Model Adwoa Aboah walked the runway in a long white skirt printed with a vertical rainbow while another Burberry favorite, Cara Delevingne, wore a faux fur rainbow cape with the traditional Burberry plaid exposed underneath. Christopher Bailey also donated to LGBTQ+ serving organizations, including the Albert Kennedy Trust, The Trevor Project, and ILGA.


Thom Browne’s Spring/Summer ‘18 collection focused on rejecting the gender norms that have been forced upon us by society. The designer took a step back to look at gender from a “child’s perspective,” looking at clothing through a nonbinary lens. One of the standouts of the show was a pair of Thom Browne’s own baby shoes dipped in gold. Brown rejects the societal standard with a series of designs including his famous pin-striped skirts and seamless button-down dresses matched with a tailored blazer on the male models. The show closed with a male model styled in hybrid tuxedo gown complete with white lace train.


Queer culture in the Black community to this day is still highly rejected, leaving many black queer individuals afraid to come out to their family and friends. Many of Grace Wales Bonner’s designers explore the narrative of queer culture in the Black community and the ideal of masculinity.

Her Spring/Summer ‘18 show was inspired by James Baldwin’s 1956 novel Giovanni’s Room. The designer included a printout of historical references like Hilton Als essay about James Baldwin and pictures from The Homoerotic Photography of Carl Van Vechten for guests attending the show. The collection itself was minimal and concentrated on mastering the tailoring of each look.


Virgil Abloh’s Wizard of Oz themed show paid tribute to the LGBTQ+ community in a very obvious way, with a 650 ft long rainbow runway. The collection, "Color Therapy", was a message for inclusion and diversity within the fashion community. Each model was cast from a different continent, representing diversity in race, while the runway represented the inclusion of different sexualities.


Designers Carol Lim and Humberto Leon collaborated with RuPaul's Drag Race season nine winner, Sasha Velour, for a collection designed to celebrate the wonders of drag. Models for the show included other iconic queens, like Miss Fame. 

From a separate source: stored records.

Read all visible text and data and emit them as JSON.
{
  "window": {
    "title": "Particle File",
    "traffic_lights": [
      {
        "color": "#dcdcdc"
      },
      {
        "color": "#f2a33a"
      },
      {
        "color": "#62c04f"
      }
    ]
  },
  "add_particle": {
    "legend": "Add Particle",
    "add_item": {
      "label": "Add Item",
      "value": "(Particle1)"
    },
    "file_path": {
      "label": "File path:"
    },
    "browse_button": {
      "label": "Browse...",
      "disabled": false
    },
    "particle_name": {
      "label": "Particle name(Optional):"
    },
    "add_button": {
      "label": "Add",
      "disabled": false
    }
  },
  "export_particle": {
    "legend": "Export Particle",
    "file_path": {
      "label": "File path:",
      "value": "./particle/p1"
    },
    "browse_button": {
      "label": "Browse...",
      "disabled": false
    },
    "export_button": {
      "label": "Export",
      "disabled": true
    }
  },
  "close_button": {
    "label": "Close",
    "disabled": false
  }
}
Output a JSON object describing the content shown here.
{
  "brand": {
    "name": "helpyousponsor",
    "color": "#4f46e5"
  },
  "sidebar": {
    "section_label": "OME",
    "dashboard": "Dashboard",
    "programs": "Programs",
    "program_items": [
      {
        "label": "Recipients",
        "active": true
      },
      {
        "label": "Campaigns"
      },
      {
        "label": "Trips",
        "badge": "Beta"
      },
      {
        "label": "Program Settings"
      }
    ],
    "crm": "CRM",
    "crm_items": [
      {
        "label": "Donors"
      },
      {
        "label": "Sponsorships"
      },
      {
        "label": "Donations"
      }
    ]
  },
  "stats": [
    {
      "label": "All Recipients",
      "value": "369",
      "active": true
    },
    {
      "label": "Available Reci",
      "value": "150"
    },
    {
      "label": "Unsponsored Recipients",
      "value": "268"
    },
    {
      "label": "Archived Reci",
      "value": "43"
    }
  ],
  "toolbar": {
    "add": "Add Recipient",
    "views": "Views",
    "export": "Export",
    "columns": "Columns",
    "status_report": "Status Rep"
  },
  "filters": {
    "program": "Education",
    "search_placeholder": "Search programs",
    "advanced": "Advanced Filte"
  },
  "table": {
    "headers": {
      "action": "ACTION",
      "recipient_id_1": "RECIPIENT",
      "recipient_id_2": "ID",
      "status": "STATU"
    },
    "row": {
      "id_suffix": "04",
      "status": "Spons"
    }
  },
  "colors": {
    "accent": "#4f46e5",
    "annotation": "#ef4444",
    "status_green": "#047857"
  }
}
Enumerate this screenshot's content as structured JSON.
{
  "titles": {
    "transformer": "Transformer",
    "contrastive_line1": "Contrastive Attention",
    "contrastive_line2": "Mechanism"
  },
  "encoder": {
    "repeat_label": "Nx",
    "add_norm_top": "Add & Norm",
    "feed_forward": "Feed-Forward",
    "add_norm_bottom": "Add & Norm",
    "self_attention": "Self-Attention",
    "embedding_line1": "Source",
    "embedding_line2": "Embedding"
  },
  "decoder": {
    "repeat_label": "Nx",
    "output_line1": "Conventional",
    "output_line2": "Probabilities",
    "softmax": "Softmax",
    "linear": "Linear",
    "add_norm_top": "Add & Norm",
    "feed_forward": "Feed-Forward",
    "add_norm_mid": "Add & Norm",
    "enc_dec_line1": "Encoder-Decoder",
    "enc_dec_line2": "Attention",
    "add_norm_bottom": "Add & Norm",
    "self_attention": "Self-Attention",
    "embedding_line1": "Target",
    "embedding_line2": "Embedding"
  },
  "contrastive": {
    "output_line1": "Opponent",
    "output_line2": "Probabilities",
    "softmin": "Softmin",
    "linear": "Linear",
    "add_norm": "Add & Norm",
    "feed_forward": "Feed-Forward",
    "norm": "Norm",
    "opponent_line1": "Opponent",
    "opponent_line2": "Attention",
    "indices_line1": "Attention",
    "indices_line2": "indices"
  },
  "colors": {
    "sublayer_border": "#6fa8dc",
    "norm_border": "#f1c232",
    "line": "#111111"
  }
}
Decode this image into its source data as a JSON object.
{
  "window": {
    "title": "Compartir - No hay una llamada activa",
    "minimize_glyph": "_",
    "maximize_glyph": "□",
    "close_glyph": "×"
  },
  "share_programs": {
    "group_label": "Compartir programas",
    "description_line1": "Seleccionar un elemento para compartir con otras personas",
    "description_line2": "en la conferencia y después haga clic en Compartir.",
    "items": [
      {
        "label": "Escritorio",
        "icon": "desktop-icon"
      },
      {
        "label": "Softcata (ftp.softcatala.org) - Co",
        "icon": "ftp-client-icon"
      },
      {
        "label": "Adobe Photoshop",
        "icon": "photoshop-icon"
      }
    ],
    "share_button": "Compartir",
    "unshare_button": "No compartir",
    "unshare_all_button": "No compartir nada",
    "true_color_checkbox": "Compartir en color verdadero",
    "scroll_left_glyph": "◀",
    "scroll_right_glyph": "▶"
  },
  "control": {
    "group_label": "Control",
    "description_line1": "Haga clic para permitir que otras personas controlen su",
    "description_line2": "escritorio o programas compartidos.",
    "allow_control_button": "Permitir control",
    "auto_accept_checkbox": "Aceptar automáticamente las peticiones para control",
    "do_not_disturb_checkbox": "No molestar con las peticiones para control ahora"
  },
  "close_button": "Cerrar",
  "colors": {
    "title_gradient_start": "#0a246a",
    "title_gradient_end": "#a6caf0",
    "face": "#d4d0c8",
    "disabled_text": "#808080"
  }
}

Madame Velour opened the show in a houndstooth ensemble complete with a statement headpiece and platform heels. All of the model’s cast for the runway were part of the LGBTQ+ community as well as the majority of the production team. Leon and Lim wanted to highlight the community as fashion representatives. Only recently have we started to see drag queens heavily involved in fashion runways or invited to events like the MET Gala, which two other RuPaul’s Drag Race winners, Violet Chachki and Aquaria, attended for their first time in 2019. 



related posts

Recommended posts for you